Over time Concordia has continued to evolve, and it is clearly no longer the same institution with the same mission that it once began with; however, I am very proud that it has maintained its most intrinsic values of community and connection. While Concordia may never be largest or the most widely recognized post-secondary institution, it has, since its humble beginnings, continuously proven to be a desired place to be for many people around Canada and the world.


About Angela

I have a very special connection to Concordia and often tell people “I’ve just grown up here.” Having a family member work at CUE for as long as I can remember meant that I got to run along the Tegler risers at the annual Christmas party. I got to play hide and go seek in the basement hallways, and I’ve heard the ghosts on the 3rd floor of Guild. I loved that basement mail room and I couldn’t wait to get new pencils at the trailer bookstore. To this day, no one can argue with me that the best mid-day treat was always the homemade cinnamon buns. So, when it came time for me to attend post-secondary, I really didn’t have to think twice about where to go. I graduated from CUE in 2014 with a BA, and after graduation I became a CUE employee working first in the Registrar’s Office and now in the President’s Office. Unlike many other students, I didn’t have to be recruited or make a choice to attend Concordia. Concordia chose me.


CUE Students and Alum to Make Their Own History

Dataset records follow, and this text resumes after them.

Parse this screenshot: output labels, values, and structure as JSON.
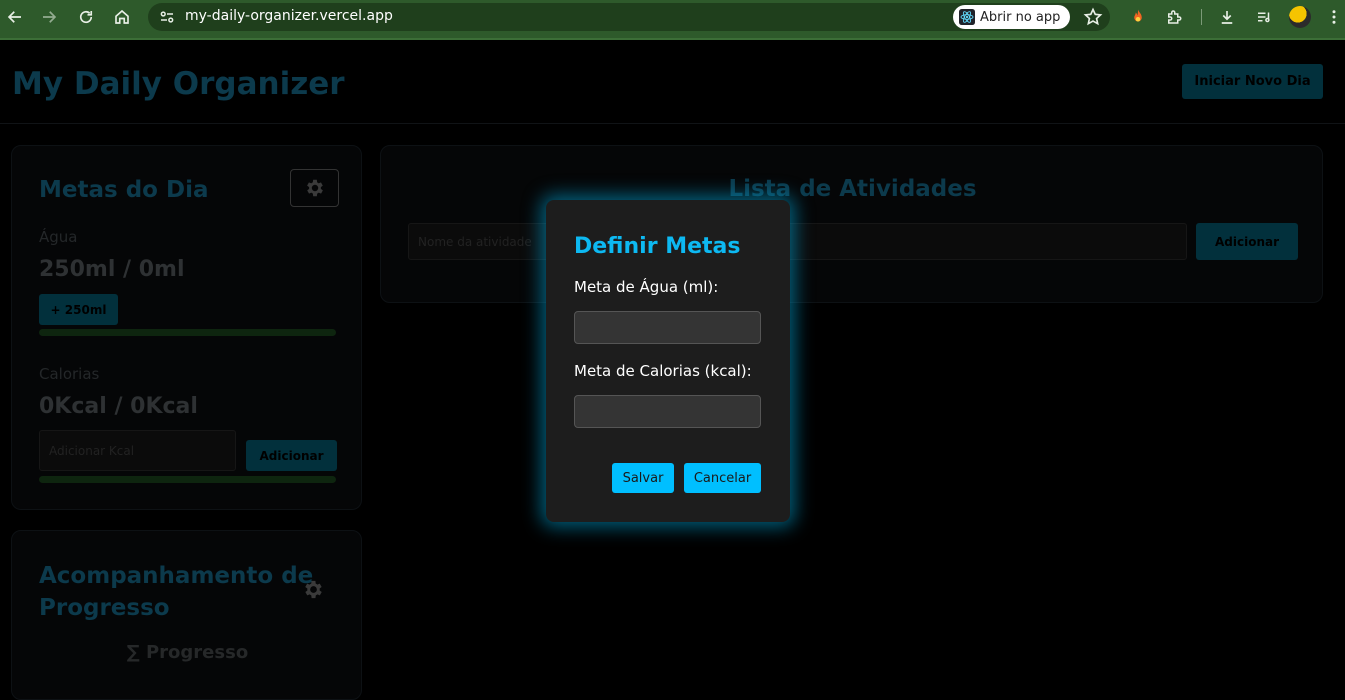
{
  "browser": {
    "url": "my-daily-organizer.vercel.app",
    "open_in_app_label": "Abrir no app"
  },
  "app": {
    "title": "My Daily Organizer",
    "new_day_button": "Iniciar Novo Dia"
  },
  "goals_card": {
    "title": "Metas do Dia",
    "water_label": "Água",
    "water_value": "250ml / 0ml",
    "add_water_button": "+ 250ml",
    "calories_label": "Calorias",
    "calories_value": "0Kcal / 0Kcal",
    "calories_placeholder": "Adicionar Kcal",
    "add_calories_button": "Adicionar"
  },
  "progress_card": {
    "title_line1": "Acompanhamento de",
    "title_line2": "Progresso",
    "subtitle": "∑ Progresso"
  },
  "activities_card": {
    "title": "Lista de Atividades",
    "input_placeholder": "Nome da atividade",
    "add_button": "Adicionar"
  },
  "modal": {
    "title": "Definir Metas",
    "water_label": "Meta de Água (ml):",
    "water_value": "",
    "calories_label": "Meta de Calorias (kcal):",
    "calories_value": "",
    "save_button": "Salvar",
    "cancel_button": "Cancelar"
  },
  "colors": {
    "accent": "#00bfff",
    "modal_title": "#0db9f2",
    "browser_frame": "#2e5a2b"
  }
}
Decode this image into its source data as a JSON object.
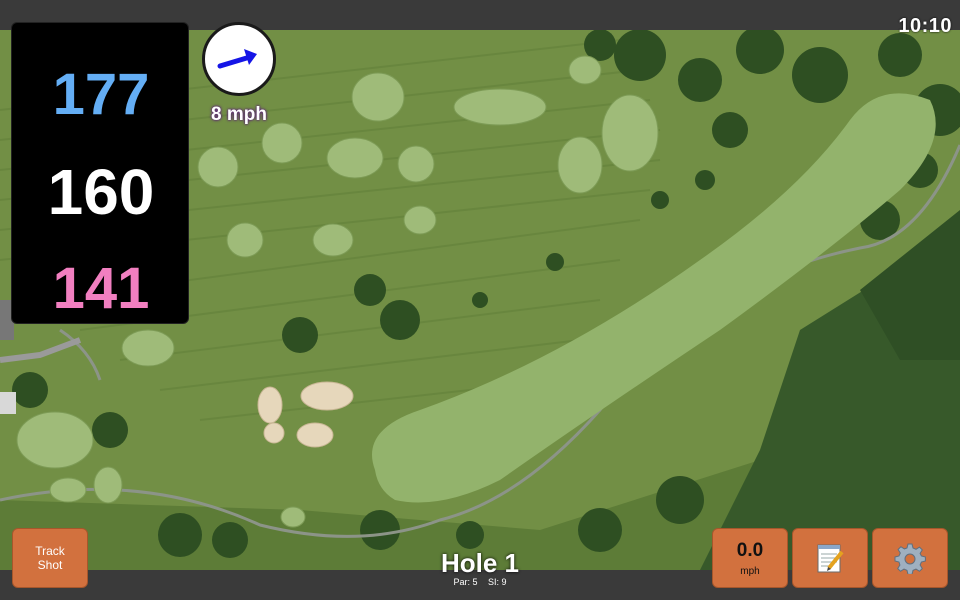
{
  "status": {
    "time": "10:10"
  },
  "distances": {
    "back": "177",
    "center": "160",
    "front": "141"
  },
  "wind": {
    "speed": "8 mph",
    "icon": "wind-arrow-icon"
  },
  "hole": {
    "title": "Hole 1",
    "par": "Par: 5",
    "si": "SI: 9"
  },
  "buttons": {
    "track_shot_line1": "Track",
    "track_shot_line2": "Shot",
    "speed_value": "0.0",
    "speed_unit": "mph",
    "notes_icon": "notepad-icon",
    "settings_icon": "gear-icon"
  },
  "colors": {
    "back": "#64aef5",
    "center": "#ffffff",
    "front": "#f17fc0",
    "button": "#d2713e",
    "wind_arrow": "#1515e6"
  }
}
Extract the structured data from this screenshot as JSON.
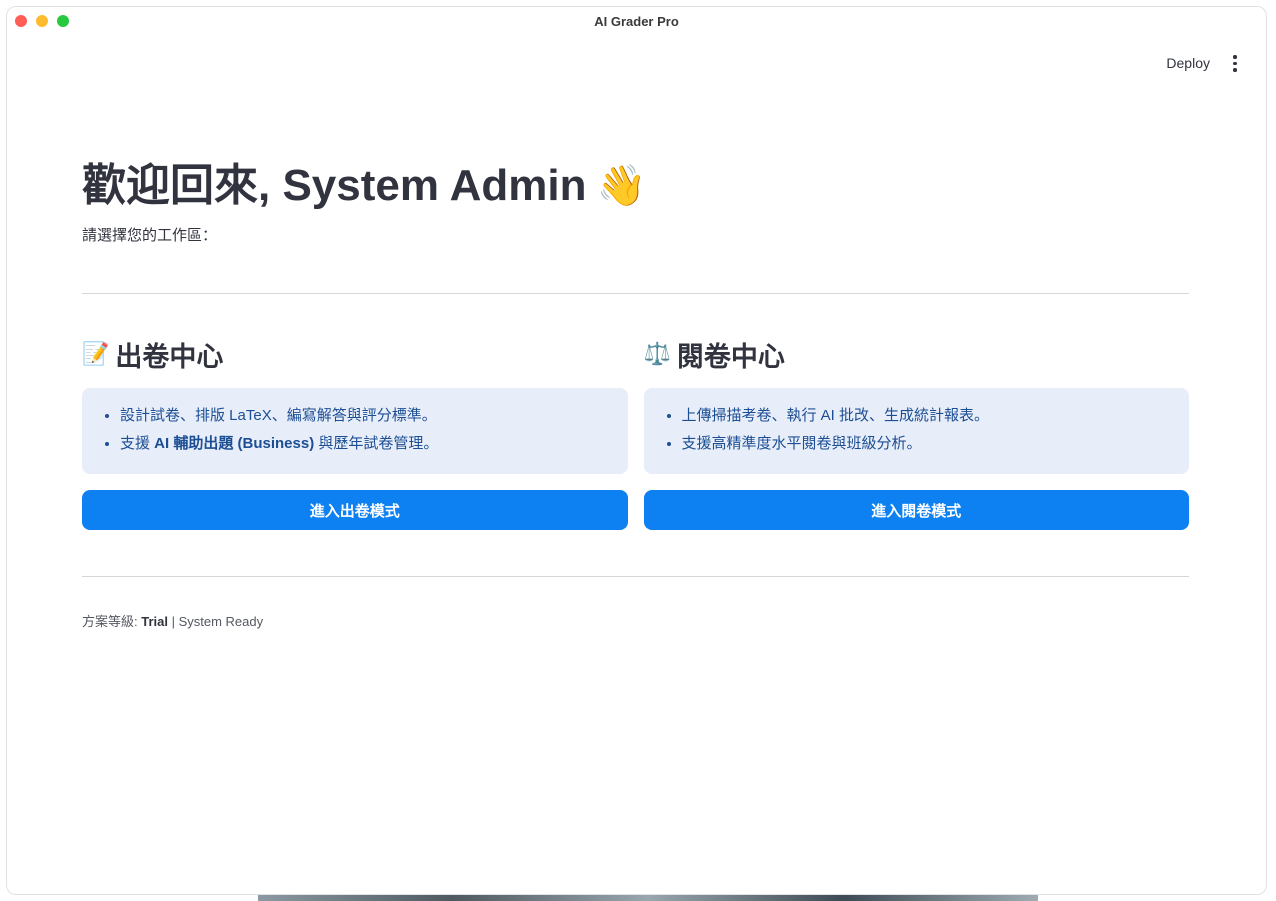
{
  "window": {
    "title": "AI Grader Pro"
  },
  "toolbar": {
    "deploy_label": "Deploy",
    "menu_icon": "more-vertical-icon"
  },
  "main": {
    "welcome_text": "歡迎回來, System Admin",
    "welcome_emoji": "👋",
    "subtitle": "請選擇您的工作區："
  },
  "workspaces": [
    {
      "emoji": "📝",
      "title": "出卷中心",
      "bullets": [
        {
          "prefix": "設計試卷、排版 LaTeX、編寫解答與評分標準。",
          "bold": "",
          "suffix": ""
        },
        {
          "prefix": "支援 ",
          "bold": "AI 輔助出題 (Business)",
          "suffix": " 與歷年試卷管理。"
        }
      ],
      "button_label": "進入出卷模式"
    },
    {
      "emoji": "⚖️",
      "title": "閱卷中心",
      "bullets": [
        {
          "prefix": "上傳掃描考卷、執行 AI 批改、生成統計報表。",
          "bold": "",
          "suffix": ""
        },
        {
          "prefix": "支援高精準度水平閱卷與班級分析。",
          "bold": "",
          "suffix": ""
        }
      ],
      "button_label": "進入閱卷模式"
    }
  ],
  "footer": {
    "plan_label": "方案等級: ",
    "plan_value": "Trial",
    "status": " | System Ready"
  },
  "colors": {
    "accent": "#0d80f2",
    "info_bg": "#e8eef9",
    "info_text": "#1c4e94"
  }
}
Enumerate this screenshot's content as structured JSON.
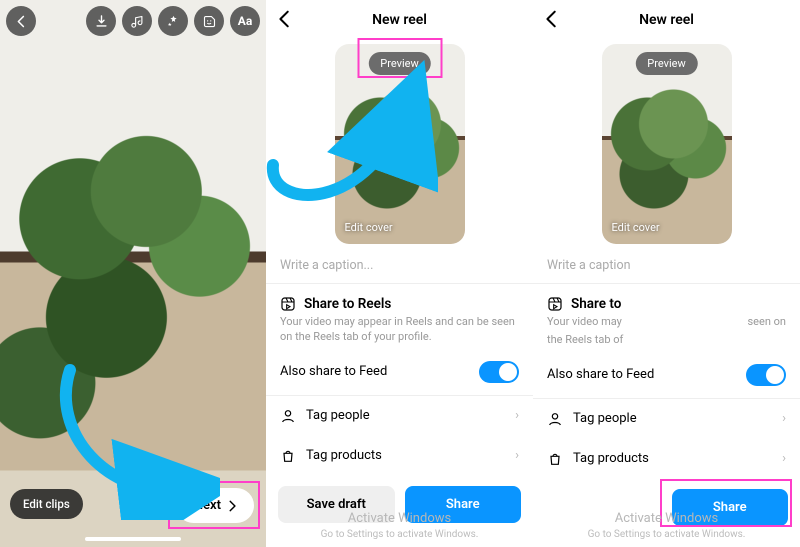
{
  "screen1": {
    "edit_clips_label": "Edit clips",
    "next_label": "Next",
    "icons": [
      "back",
      "download",
      "music",
      "effects",
      "sticker",
      "text"
    ]
  },
  "screen2": {
    "title": "New reel",
    "preview_label": "Preview",
    "edit_cover_label": "Edit cover",
    "caption_placeholder": "Write a caption...",
    "share_section_title": "Share to Reels",
    "share_section_desc": "Your video may appear in Reels and can be seen on the Reels tab of your profile.",
    "also_share_label": "Also share to Feed",
    "also_share_on": true,
    "tag_people_label": "Tag people",
    "tag_products_label": "Tag products",
    "save_draft_label": "Save draft",
    "share_button_label": "Share"
  },
  "screen3": {
    "title": "New reel",
    "preview_label": "Preview",
    "edit_cover_label": "Edit cover",
    "caption_placeholder": "Write a caption",
    "share_section_title": "Share to",
    "share_section_desc_left": "Your video may",
    "share_section_desc_right": "seen on",
    "share_section_desc_line2": "the Reels tab of",
    "also_share_label": "Also share to Feed",
    "also_share_on": true,
    "tag_people_label": "Tag people",
    "tag_products_label": "Tag products",
    "share_button_label": "Share"
  },
  "watermark": {
    "line1": "Activate Windows",
    "line2": "Go to Settings to activate Windows."
  },
  "colors": {
    "accent": "#0a95ff",
    "highlight": "#ff3ec9",
    "arrow": "#11b3f0"
  }
}
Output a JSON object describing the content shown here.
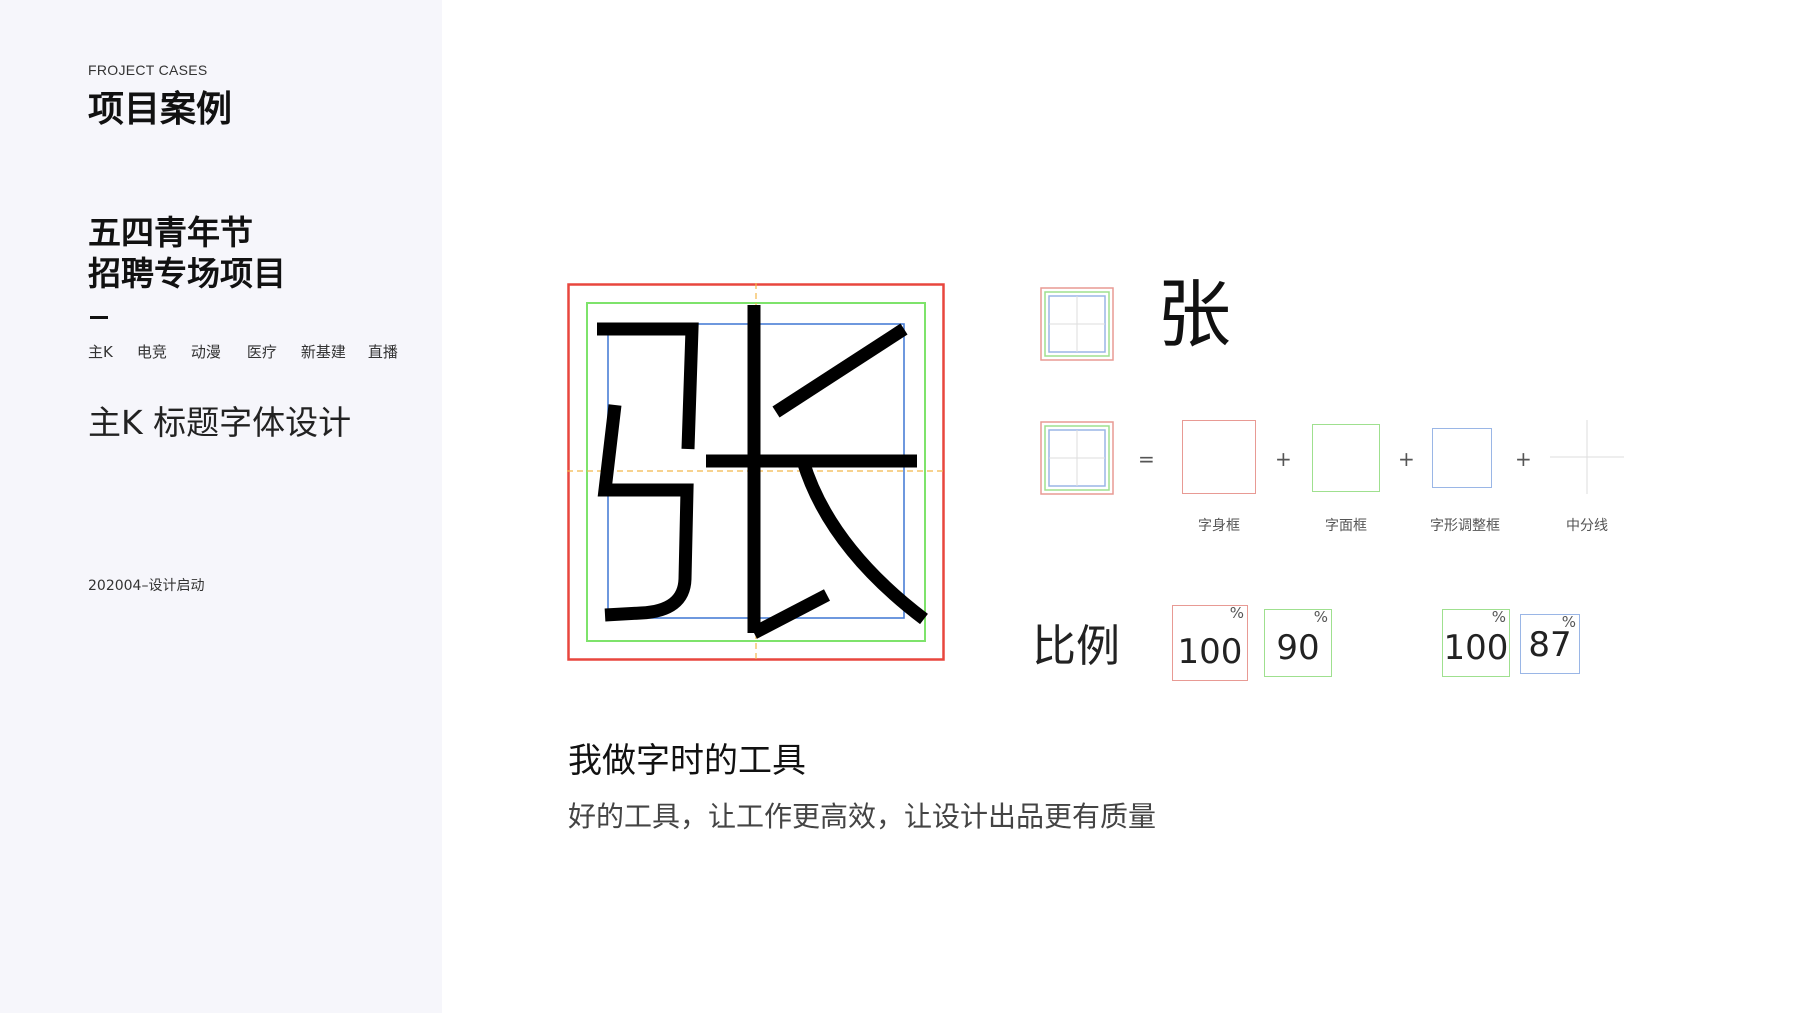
{
  "sidebar": {
    "eyebrow": "FROJECT CASES",
    "section_title": "项目案例",
    "project_title_lines": [
      "五四青年节",
      "招聘专场项目"
    ],
    "dash": "–",
    "tags": [
      "主K",
      "电竞",
      "动漫",
      "医疗",
      "新基建",
      "直播"
    ],
    "design_title": "主K 标题字体设计",
    "date_line": "202004–设计启动"
  },
  "figure": {
    "glyph": "张",
    "frame_colors": {
      "body_frame": "#e8463e",
      "face_frame": "#7ee36b",
      "adjust_frame": "#4a7fd6",
      "center_line": "#f2b84b"
    }
  },
  "legend": {
    "sample_glyph": "张",
    "equals": "=",
    "plus": "+",
    "items": [
      {
        "label": "字身框",
        "color": "#e89a94"
      },
      {
        "label": "字面框",
        "color": "#9fe08f"
      },
      {
        "label": "字形调整框",
        "color": "#9ab6e6"
      },
      {
        "label": "中分线",
        "color": "#dddddd"
      }
    ]
  },
  "ratio": {
    "title": "比例",
    "percent_sign": "%",
    "boxes": [
      {
        "value": "100",
        "color": "#e89a94"
      },
      {
        "value": "90",
        "color": "#9fe08f"
      },
      {
        "value": "100",
        "color": "#9fe08f"
      },
      {
        "value": "87",
        "color": "#9ab6e6"
      }
    ]
  },
  "tools": {
    "title": "我做字时的工具",
    "description": "好的工具，让工作更高效，让设计出品更有质量"
  }
}
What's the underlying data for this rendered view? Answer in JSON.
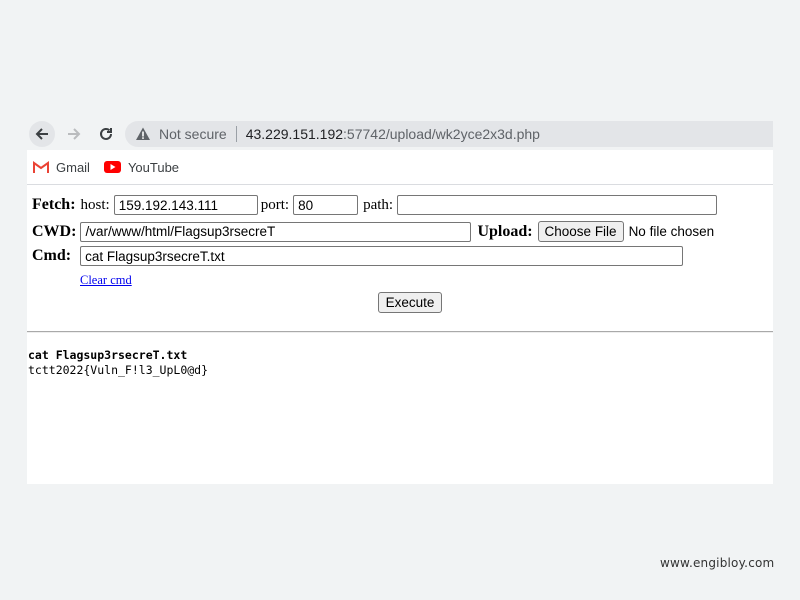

Concordia’s CUE 100 committee is very excited to feature the written work of several students and alumni as part of its centenary celebrations. As these celebrations continue, you can look forward to reading short articles by these writers on interesting aspects of Concordia’s history over the past century. Writers were given access to archival documents on particular topics which they were asked to summarize and personally respond to. You’ll be able to discover much about Concordia’s history and how it still resonates among us today. We hope you find these articles both informative and entertaining. Happy 100, Concordians!